(Web page and app entries)
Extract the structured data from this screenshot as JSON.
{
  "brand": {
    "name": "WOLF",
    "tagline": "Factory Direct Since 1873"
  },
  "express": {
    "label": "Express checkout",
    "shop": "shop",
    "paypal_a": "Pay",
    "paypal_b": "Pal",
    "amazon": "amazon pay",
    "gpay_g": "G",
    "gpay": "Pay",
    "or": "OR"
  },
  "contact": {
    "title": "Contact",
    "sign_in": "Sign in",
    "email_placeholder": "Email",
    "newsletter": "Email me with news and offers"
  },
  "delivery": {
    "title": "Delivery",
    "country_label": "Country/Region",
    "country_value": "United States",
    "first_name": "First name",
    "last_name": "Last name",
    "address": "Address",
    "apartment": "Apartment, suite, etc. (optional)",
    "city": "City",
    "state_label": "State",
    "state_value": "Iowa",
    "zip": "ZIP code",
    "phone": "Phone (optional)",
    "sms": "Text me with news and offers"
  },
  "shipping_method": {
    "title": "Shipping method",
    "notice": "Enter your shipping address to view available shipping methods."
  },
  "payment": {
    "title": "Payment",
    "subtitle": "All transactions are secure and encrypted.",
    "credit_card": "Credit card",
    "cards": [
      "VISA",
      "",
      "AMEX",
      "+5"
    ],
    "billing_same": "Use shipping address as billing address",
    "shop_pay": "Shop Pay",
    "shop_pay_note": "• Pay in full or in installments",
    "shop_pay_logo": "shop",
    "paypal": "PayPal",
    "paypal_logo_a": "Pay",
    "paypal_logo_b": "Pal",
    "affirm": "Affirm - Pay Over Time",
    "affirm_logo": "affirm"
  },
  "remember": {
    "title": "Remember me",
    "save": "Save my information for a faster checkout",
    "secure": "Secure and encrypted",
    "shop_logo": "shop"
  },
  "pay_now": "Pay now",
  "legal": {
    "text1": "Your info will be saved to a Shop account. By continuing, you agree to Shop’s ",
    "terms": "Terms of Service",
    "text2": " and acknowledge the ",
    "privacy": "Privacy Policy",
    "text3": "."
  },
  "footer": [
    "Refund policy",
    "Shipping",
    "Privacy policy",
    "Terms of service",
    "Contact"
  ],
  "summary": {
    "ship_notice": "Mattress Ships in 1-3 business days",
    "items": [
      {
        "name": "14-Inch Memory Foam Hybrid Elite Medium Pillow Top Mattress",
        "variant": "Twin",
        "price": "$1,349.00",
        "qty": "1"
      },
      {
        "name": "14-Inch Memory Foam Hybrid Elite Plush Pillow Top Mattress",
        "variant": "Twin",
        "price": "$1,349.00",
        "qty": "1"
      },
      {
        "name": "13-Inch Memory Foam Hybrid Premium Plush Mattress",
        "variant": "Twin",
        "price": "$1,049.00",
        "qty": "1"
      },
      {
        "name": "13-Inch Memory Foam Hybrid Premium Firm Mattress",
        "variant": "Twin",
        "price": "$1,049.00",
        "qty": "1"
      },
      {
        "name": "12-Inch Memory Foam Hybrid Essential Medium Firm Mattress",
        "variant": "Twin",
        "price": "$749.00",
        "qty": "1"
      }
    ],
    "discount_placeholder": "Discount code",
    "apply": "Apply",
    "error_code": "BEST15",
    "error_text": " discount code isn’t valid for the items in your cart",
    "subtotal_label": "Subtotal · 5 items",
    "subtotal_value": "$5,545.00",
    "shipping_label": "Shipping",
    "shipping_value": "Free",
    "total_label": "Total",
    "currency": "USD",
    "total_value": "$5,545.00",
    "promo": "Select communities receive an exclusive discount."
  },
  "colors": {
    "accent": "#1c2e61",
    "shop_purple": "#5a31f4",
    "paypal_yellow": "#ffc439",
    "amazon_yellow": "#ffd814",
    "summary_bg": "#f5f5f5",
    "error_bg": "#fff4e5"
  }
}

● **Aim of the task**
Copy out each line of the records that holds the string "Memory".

● **Exercise result**
        "name": "14-Inch Memory Foam Hybrid Elite Medium Pillow Top Mattress",
        "name": "14-Inch Memory Foam Hybrid Elite Plush Pillow Top Mattress",
        "name": "13-Inch Memory Foam Hybrid Premium Plush Mattress",
        "name": "13-Inch Memory Foam Hybrid Premium Firm Mattress",
        "name": "12-Inch Memory Foam Hybrid Essential Medium Firm Mattress",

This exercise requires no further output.